Such a resolution would be promoted immediately after the U.S. presidential election in November, and would deal with the Israeli-Palestinian issue and preserving the option of a two-state solution in the future.
The report comes following recent criticism of Israel by American officials. At his speechbefore the UN General Assembly last week, President Barack Obama called on the PA to recognize Israel but also said that “Israel must understand it can’t permanently continue to build on Palestinian land.”
Following Obama’s speech and before the President’s meeting with Prime Minister Binyamin Netanyahu, Obama’s deputy national security adviser, Ben Rhodes, said the President does not rule out action against the “settlements”, but stressed no specific proposal has been presented to him yet.
At the New York meeting last Wednesday between Netanyahu and Obama, the subject did not come up for discussion, though Obama did tell Netanyahu of his concerns about Israel’s construction in Judea and Samaria.
In interviews the prime minister gave to Israeli television networks over the weekend, he said he hoped Obama would not force a unilateral political solution on Israel.
At last Monday’s conference of countries providing funding to the PA, noted Haaretz, Kerry told the several dozen foreign ministers in attendance that after close to four years of talks with Netanyahu and PA chairman Mahmoud Abbas, he had come to the conclusion that the actions the two have been taking — and, more than that, the actions they are not taking — are deepening the diplomatic stalemate.
Kerry noted that since the release last July of a Quartet report that included a major warning regarding the direction in which the Israelis and Palestinians were headed, there has only been an increase in violence and Palestinian incitement has continued.
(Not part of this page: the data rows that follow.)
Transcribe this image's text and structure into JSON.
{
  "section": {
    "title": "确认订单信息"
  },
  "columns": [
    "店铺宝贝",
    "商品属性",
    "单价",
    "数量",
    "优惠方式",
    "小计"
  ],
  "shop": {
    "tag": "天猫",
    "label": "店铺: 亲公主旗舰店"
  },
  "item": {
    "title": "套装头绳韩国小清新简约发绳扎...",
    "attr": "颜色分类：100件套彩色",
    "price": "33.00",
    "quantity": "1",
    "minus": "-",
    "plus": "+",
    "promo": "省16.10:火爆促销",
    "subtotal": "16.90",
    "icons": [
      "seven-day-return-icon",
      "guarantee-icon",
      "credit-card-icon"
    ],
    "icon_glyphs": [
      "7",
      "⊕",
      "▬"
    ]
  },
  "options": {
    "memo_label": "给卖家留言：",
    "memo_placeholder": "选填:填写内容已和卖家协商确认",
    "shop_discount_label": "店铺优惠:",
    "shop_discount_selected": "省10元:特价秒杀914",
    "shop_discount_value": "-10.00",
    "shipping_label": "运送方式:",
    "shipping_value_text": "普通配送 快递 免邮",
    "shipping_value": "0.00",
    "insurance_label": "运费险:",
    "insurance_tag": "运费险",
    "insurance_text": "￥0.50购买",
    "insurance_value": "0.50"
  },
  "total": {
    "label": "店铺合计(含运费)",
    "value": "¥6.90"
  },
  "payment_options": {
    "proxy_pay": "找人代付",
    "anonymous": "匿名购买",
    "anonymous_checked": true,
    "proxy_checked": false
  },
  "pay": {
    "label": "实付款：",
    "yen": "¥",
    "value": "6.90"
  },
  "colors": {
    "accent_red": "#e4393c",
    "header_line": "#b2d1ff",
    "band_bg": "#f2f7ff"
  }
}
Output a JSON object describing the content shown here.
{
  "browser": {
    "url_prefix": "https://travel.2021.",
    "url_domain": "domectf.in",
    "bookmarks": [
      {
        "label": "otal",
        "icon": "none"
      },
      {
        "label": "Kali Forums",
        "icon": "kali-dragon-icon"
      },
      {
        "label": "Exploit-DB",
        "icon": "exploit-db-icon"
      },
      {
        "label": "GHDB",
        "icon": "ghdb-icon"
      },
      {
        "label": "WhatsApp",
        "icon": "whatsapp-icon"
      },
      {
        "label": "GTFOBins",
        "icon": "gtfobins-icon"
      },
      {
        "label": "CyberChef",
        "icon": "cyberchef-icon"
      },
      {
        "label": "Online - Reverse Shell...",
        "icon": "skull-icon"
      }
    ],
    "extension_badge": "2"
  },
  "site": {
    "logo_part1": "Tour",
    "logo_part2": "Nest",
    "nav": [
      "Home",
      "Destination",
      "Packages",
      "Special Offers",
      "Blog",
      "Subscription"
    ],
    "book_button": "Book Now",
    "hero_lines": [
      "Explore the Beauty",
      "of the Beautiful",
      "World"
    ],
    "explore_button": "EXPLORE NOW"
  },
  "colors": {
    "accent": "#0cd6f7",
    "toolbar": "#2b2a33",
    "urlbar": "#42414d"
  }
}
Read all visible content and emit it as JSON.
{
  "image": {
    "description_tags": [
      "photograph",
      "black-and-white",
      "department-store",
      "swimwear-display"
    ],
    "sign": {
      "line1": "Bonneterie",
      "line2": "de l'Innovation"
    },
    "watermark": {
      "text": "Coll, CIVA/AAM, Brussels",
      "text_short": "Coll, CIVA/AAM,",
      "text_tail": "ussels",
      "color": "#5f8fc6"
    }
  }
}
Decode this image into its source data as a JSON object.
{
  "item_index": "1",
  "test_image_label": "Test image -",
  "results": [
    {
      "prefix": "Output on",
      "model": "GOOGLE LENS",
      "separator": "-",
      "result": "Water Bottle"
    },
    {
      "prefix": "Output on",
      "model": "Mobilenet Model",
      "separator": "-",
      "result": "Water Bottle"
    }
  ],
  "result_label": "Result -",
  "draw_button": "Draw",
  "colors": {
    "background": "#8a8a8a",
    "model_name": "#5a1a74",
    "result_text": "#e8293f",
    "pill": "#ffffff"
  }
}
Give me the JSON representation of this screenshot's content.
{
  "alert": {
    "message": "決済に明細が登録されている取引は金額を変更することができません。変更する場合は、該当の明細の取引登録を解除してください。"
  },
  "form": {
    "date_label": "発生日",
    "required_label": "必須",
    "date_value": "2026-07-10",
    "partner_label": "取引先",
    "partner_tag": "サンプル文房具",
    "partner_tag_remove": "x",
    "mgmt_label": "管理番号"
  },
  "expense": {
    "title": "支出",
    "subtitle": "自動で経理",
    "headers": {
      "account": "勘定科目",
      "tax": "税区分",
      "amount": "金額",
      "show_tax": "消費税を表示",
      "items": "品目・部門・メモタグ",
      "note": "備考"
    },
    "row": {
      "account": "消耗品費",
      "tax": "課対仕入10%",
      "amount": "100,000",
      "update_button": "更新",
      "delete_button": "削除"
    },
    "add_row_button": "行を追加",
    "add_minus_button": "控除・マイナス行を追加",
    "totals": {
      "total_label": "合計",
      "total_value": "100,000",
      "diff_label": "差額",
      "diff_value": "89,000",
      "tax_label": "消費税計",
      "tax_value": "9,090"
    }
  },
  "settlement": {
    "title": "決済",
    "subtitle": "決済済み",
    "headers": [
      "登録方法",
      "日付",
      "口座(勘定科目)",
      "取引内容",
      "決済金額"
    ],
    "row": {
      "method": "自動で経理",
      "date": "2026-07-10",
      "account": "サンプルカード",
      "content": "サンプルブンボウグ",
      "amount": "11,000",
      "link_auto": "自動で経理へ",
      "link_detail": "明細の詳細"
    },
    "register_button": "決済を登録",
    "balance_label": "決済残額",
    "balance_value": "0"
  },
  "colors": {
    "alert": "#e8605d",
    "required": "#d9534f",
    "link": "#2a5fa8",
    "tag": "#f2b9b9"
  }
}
In addition, plans for 2,400 new housing units in Judea and Samaria were announced and there has been a dramatic increase in Israeli demolition of Palestinian homes, he said.
He reportedly also presented figures indicating that since Obama took office in 2009, the number of Israelis in Judea, Samaria and eastern Jerusalem has increased by 95,000, and that 15,000 of that increase has come in the past year alone.
“How does increasing the number of settlers indicate an attempt to create a Palestinian state?” Kerry asked, raising his voice. “The status quo is not sustainable. So either we mean it and we act on it, or we should shut up.”
“If we really want to get serious about a two-state solution, we need much more than just one-time agreements and improvements. We need to fundamentally change the dynamic by resuming the transition to greater Palestinian civil authority in Area C, which was called for in prior agreements,” he continued, before saying that Israelis and Palestinians are at a crossroads.
“Either we reverse course and take serious steps on the path to a two-state solution, or the momentum of existing actions will carry us further toward an intractable one-state reality that nobody wants and nobody really thinks can work,” he warned.